Collected data:

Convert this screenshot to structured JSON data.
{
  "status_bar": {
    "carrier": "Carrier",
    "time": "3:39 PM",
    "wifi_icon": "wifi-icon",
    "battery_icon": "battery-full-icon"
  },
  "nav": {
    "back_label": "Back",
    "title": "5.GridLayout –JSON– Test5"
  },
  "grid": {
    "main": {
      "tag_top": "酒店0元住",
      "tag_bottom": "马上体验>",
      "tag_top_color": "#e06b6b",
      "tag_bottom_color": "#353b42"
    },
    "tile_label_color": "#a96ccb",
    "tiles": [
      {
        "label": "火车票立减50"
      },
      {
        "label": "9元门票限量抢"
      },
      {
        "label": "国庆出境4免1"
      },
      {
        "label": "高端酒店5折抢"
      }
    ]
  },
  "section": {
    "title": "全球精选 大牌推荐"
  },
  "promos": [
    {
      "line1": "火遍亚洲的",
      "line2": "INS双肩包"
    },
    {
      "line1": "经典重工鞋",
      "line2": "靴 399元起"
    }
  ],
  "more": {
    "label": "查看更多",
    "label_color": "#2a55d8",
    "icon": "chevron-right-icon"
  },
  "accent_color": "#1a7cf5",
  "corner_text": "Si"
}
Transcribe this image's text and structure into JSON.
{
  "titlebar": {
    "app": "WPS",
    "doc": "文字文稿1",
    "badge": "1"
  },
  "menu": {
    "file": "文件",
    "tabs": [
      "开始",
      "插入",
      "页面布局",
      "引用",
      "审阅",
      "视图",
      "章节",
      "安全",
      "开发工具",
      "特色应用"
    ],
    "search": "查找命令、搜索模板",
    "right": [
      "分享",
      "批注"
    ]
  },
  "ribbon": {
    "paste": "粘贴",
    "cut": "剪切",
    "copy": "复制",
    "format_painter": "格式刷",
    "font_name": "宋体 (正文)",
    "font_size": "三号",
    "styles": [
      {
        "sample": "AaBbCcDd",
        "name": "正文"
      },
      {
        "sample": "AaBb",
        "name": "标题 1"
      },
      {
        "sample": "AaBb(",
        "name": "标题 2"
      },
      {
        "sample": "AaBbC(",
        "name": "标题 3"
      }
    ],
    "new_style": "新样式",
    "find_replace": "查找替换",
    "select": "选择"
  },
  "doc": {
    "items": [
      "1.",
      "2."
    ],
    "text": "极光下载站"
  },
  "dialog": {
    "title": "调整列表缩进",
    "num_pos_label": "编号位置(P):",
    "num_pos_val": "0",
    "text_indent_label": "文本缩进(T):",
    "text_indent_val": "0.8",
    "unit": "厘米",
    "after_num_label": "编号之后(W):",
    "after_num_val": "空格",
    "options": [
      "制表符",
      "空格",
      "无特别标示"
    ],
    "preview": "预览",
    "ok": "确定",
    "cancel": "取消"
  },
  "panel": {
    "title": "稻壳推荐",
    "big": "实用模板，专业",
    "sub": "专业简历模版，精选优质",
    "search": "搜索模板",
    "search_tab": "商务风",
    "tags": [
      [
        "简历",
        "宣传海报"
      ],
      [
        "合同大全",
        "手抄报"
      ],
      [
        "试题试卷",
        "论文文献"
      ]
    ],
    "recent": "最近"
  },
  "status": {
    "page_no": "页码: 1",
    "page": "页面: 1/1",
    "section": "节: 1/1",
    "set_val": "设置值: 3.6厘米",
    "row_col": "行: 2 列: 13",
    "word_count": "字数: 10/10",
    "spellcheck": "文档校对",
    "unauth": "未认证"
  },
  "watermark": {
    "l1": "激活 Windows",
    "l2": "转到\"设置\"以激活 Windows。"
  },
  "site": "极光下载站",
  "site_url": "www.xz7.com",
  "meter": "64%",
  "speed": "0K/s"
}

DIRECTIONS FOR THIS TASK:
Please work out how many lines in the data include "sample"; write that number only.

TASK RESULT:
4